Although some automakers totally reject the idea of cryogenically storing any fuel on-board, BMW is enjoying considerable success with the concept. Thanks to a new highly efficient tank design, its latest hydrogen-powered 7-Series test vehicle can drive as far as 250 miles (400 km) on one tankful of liquid hydrogen. That's double the best-case scenario for an EV. Plus, most hydrogen-powered vehicles can be refueled in 10 to 15 minutes. EVs require hours of recharging.

The BMW also can go back and forth between hydrogen and gasoline power with the flip of a switch. The 2.5L 6-cylinder engine makes about 190 hp with conventional fuel, about 109 hp with hydrogen.

One of the major criticisms of storing gases cooled to hundreds of degrees below zero is that they soon warm, expand and build up tank pressure so that they have to be released into the atmosphere through special valves. That means your car can "run out of gas" while sitting at the airport. BMW spokesman Thomas Zauber says, however, that the automakers' tanks now are so efficiently insulated that a vehicle can sit for weeks at a time with only tiny fuel losses. Driving a vehicle as little as twice a week ensures almost no fuel loss.

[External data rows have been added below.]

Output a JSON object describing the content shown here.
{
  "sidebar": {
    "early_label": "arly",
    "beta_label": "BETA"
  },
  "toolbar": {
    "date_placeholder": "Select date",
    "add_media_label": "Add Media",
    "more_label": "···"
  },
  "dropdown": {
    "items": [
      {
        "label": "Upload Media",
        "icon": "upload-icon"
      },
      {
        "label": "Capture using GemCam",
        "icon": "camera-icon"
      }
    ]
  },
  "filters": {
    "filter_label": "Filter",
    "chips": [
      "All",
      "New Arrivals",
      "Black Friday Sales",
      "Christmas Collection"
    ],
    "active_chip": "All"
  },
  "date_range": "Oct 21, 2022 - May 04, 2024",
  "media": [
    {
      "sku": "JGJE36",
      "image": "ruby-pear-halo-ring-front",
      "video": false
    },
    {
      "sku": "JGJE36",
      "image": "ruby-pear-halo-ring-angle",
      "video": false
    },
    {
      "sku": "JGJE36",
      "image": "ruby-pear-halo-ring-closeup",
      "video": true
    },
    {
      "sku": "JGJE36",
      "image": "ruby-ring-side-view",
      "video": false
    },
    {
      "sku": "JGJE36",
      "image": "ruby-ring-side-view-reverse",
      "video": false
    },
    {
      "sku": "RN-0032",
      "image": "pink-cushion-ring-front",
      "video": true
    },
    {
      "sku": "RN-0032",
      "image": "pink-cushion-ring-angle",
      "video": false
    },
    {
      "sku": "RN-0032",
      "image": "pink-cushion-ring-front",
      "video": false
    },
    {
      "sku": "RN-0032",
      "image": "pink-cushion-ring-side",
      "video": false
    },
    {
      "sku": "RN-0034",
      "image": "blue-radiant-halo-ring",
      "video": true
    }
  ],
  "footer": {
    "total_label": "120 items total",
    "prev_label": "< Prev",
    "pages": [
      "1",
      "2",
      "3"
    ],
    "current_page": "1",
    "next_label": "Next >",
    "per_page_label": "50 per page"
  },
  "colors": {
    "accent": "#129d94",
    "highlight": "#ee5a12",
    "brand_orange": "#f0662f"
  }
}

Furthermore, Mr. Zauber says the tanks have been extensively crash-tested and found to be very safe. A full tank placed in a hot fire turned out to be a very boring demonstration, he says: the hydrogen heated up and evaporated through the pressure vents uneventfully.

One of the most interesting paradoxes involving hydrogen fuel today is its cost. About 90% of hydrogen now is derived from fossil fuels such as natural gas, and is mainly used by the chemical industry as a raw material and by aerospace as a fuel. Sourced this way, it is relatively cheap. Producing it through the environmentally correct method of electrolysis -- using hydroelectric or solar power -- is much more expensive.

Cooling hydrogen to -482[degrees]F (-250[degrees]C) to use it as a more energy-dense liquid adds further to the cost. BMW's Mr. Zauber says an experimental Canadian project is producing hydrogen in a volume the equivalent of one liter of gasoline with hydroelectric power for $1, or roughly $4 per gallon. Producing liquid hydrogen with solar power bumps costs up to about $12 per gallon.

These high costs now have automakers working with outside companies to develop more efficient electrolysis processes.

Meanwhile, most automakers are working with natural gas as a prelude to hydrogen because the two behave similarly. Some researchers are even adding hydrogen to natural gas as a means of reducing it's allegedly harmful greenhouse emissions.

As experience using gaseous fuels mounts, engineers and vehicle buyers will be less intimidated by hydrogen's differences from traditional fuels, proponents argue. Yet, some big questions remain.

Even though hydroelectric power is called environmentally friendly, environmentalists resist building more hydroelectric dams, and in some cases demand that others be dismantled. As a BMW source notes, generating huge amounts of electricity utilizing massive wind, solar or hydroelectric power stations also "would ultimately leave severe marks on nature."